So far as the DNA connections among the group of us are concerned, the amount of shared DNA does indicate a connection further back than Margaret Curraby. Creaby matches in the UK have indicated that Margaret's father was named Richard Curraby, but there's some conflicting info indicating that his name may have been John, and that it was John's father who was named Richard. There are no parish or civil records available to confirm any of that, however. There are two research possibilities still open, though.
All of these ancestors were tenant farmers, and the landlords (or their agents) kept what are known as "estate records", dealing with the finances and other info for their estates. Sometimes those records can be very detailed, and they can go back a long time. When the great estates were broken up in the 19th and early 20th century, some landlords took their records back to England, some ended up in various archives in Ireland, and some were probably lost. If we can locate the records for Killedan and nearby places, we might be able to find much more info.

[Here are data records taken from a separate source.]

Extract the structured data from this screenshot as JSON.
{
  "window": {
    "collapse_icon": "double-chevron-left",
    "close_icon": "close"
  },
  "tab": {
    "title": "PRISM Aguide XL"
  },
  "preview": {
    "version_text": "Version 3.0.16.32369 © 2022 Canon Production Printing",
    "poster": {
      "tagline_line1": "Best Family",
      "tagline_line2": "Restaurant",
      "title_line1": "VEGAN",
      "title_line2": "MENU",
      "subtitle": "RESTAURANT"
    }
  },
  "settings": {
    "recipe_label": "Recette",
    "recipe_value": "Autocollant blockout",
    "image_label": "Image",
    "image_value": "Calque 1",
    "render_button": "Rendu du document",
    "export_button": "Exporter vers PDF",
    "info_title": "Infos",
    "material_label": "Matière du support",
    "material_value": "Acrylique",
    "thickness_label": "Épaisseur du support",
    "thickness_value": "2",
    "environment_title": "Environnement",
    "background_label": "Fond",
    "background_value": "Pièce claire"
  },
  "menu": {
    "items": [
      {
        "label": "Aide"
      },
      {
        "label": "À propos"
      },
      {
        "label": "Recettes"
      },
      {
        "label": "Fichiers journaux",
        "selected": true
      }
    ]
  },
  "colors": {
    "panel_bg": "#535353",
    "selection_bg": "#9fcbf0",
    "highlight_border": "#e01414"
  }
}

For example, there could be records saying things like "Richard Curraby died on ___, and his tenancy is now being taken over by his son John Curraby" (although sometimes they just drew lines through people's names and wrote in the new name).
I haven't really searched to find the name(s) of the landlord(s) for the areas in question, but some of the info is in Griffith's Valuation and in some census records. There are two genealogical societies or libraries in Mayo, and I know one of them holds some of the estate records in its collections, and they probably have info about where to find some of the other sets of records. I've just never followed up on it, although I did notice once that there was a Dillon family which owned some of the land in the area. That interested me, because I have Dillon ancestors on the other side of my family.
There are also things like court records and probate records which can provide info, but they're not systematically available, at least not online. They may be in the future though, due to the other big research possibility (in the future). There's a university in Ireland which) which has taken on the mission of locating, recreating, and arranging systematically all of the records relevant to genealogy (and history in general) which have ever existed in Ireland, including ones which have apparently been lost, and digitizing them all. They're combing through archives and records all over the place, looking for copies of whatever is out there (including copies of lost census records), and ultimately it will all be available online. They seem to believe that they can recreate nearly everything! It wil make genealogy much simpler for everyone of Irish ancestry.